“If you seek our monument, look in the hole”
I devoured Mark Steyn’s After America: Get Ready for Armageddon within a few days of its release. If you couldn’t tell, I’m a bit of a declinist, so I tend to nod right along with Steyn’s narrative. An impressive autodidact though he is, Steyn is not an economist, so no doubt the facts and figures he offers to move his argument along will meet with some criticism. (On the other hand, that’s true of just about any facts and figures no matter how great the appeal to authority.) What I find most compelling, however, is his focus on the decline of the American spirit as the result of Americans’ ill-considered experiment in big government. Here’s a key passage on that point:
That’s what “fiscal conservatives” often miss: this isn’t a green-eyeshade issue. Increasing dependency, disincentivizing self-reliance, absolving the citizenry from responsibility for their actions: the multitrillion-dollar debt catastrophe is not the problem but merely the symptom. It’s not just about balancing the books, but about balancing the most basic impulses of society. These are structural and, ultimately, moral questions.

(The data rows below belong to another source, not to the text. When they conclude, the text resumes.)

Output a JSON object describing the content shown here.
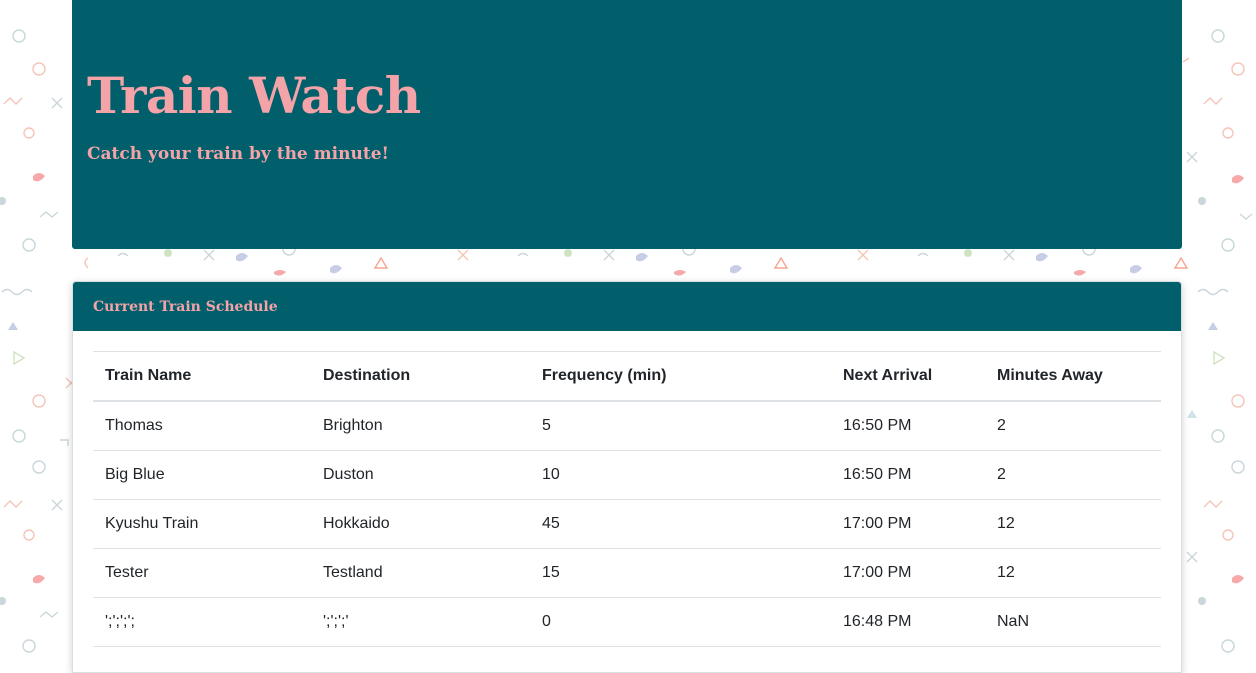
{
  "header": {
    "title": "Train Watch",
    "subtitle": "Catch your train by the minute!"
  },
  "schedule": {
    "title": "Current Train Schedule",
    "columns": [
      "Train Name",
      "Destination",
      "Frequency (min)",
      "Next Arrival",
      "Minutes Away"
    ],
    "rows": [
      [
        "Thomas",
        "Brighton",
        "5",
        "16:50 PM",
        "2"
      ],
      [
        "Big Blue",
        "Duston",
        "10",
        "16:50 PM",
        "2"
      ],
      [
        "Kyushu Train",
        "Hokkaido",
        "45",
        "17:00 PM",
        "12"
      ],
      [
        "Tester",
        "Testland",
        "15",
        "17:00 PM",
        "12"
      ],
      [
        "';';';';",
        "';';';'",
        "0",
        "16:48 PM",
        "NaN"
      ]
    ]
  },
  "theme": {
    "primary": "#005f6b",
    "accent": "#f4a3a8"
  }
}
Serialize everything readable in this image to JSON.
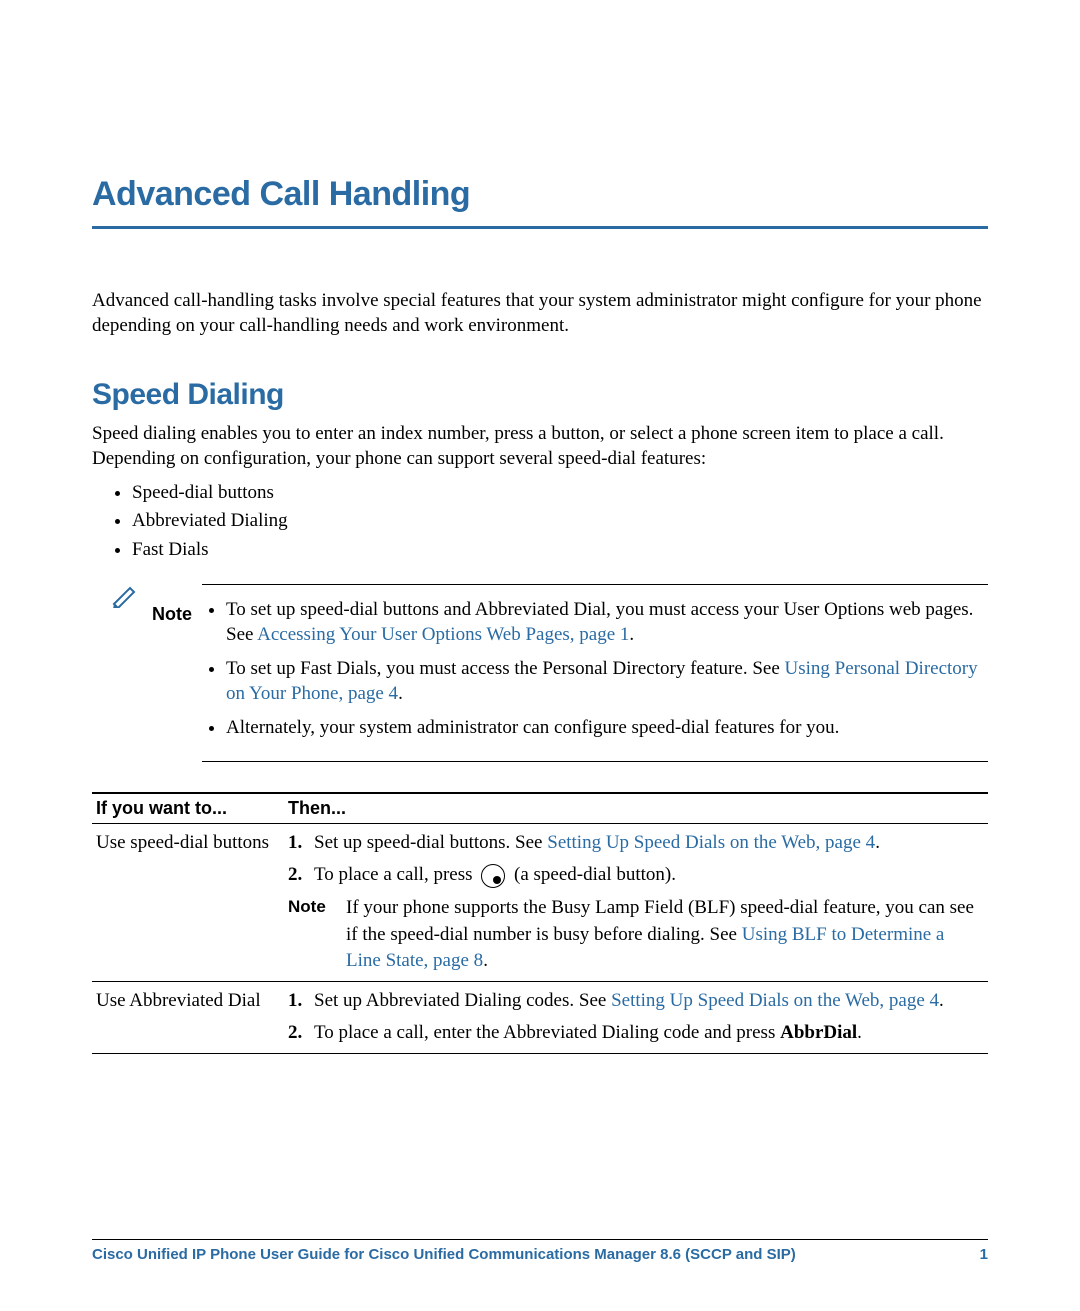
{
  "chapter_title": "Advanced Call Handling",
  "intro": "Advanced call-handling tasks involve special features that your system administrator might configure for your phone depending on your call-handling needs and work environment.",
  "section_title": "Speed Dialing",
  "section_intro": "Speed dialing enables you to enter an index number, press a button, or select a phone screen item to place a call. Depending on configuration, your phone can support several speed-dial features:",
  "features": [
    "Speed-dial buttons",
    "Abbreviated Dialing",
    "Fast Dials"
  ],
  "note_label": "Note",
  "note_items": {
    "i1a": "To set up speed-dial buttons and Abbreviated Dial, you must access your User Options web pages. See ",
    "i1_link": "Accessing Your User Options Web Pages, page 1",
    "i1b": ".",
    "i2a": "To set up Fast Dials, you must access the Personal Directory feature. See ",
    "i2_link": "Using Personal Directory on Your Phone, page 4",
    "i2b": ".",
    "i3": "Alternately, your system administrator can configure speed-dial features for you."
  },
  "table": {
    "h1": "If you want to...",
    "h2": "Then...",
    "r1c1": "Use speed-dial buttons",
    "r1": {
      "s1a": "Set up speed-dial buttons. See ",
      "s1_link": "Setting Up Speed Dials on the Web, page 4",
      "s1b": ".",
      "s2a": "To place a call, press ",
      "s2b": " (a speed-dial button).",
      "note_label": "Note",
      "note_a": "If your phone supports the Busy Lamp Field (BLF) speed-dial feature, you can see if the speed-dial number is busy before dialing. See ",
      "note_link": "Using BLF to Determine a Line State, page 8",
      "note_b": "."
    },
    "r2c1": "Use Abbreviated Dial",
    "r2": {
      "s1a": "Set up Abbreviated Dialing codes. See ",
      "s1_link": "Setting Up Speed Dials on the Web, page 4",
      "s1b": ".",
      "s2a": "To place a call, enter the Abbreviated Dialing code and press ",
      "s2_bold": "AbbrDial",
      "s2b": "."
    }
  },
  "footer_title": "Cisco Unified IP Phone User Guide for Cisco Unified Communications Manager 8.6 (SCCP and SIP)",
  "footer_page": "1"
}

Steyn offers the metaphor of the hole still left almost 10 years later at the site of the 9/11 attacks. The decline of the get-it-done mentality that used to be a trademark of Americanism has been buried under a mountain of multi-jurisdictional red tape, litigiousness, and creeping apathy and self-loathing. As Steyn puts it,
a great power can survive a lot of things, but not “a mediocrity of spirit.” A wealthy nation living on the accumulated cultural capital of a glorious past can dodge its rendezvous with fate, but only for so long. “Si monumentum requiris, circumspice” reads the inscription on the tomb of Sir Christopher Wren in St. Paul’s Cathedral: If you seek my monument, look around. After two-thirds of the City of London was destroyed in the Great Fire of 1666, Wren designed and rebuilt the capital’s tallest building (St. Paul’s), another fifty churches, and a new skyline for a devastated metropolis. Three centuries later, if you seek our monument, look in the hole.
I think that’s exactly right, though it brings no satisfaction to say so. We’ve lost much of what makes a robust, resilient, and energetic people by putting our economy under a clumsy and unwieldy set of ever expanding and ever changing rules. Sometimes these rules lead to obviously absurd results, like shutting down kids’ lemonade stands. Most of the time, however, we just put up with it on the assumption that somehow all those rules are protecting us. So what if the remaining generation of Americans have nothing to show for their tenure on earth but a hole in the ground, so long as that tenure is long and comfortable courtesy of free health care and generous pensions?
True, whether that (somewhat exaggerated) trade-off is worth it is, at base, a moral question. Is “mediocrity of spirit” a problem? Do government entitlements contribute to it? These are questions that do not readily lend themselves to empirical analysis. But one’s answers to such questions will tell you most everything you need to know about his politics.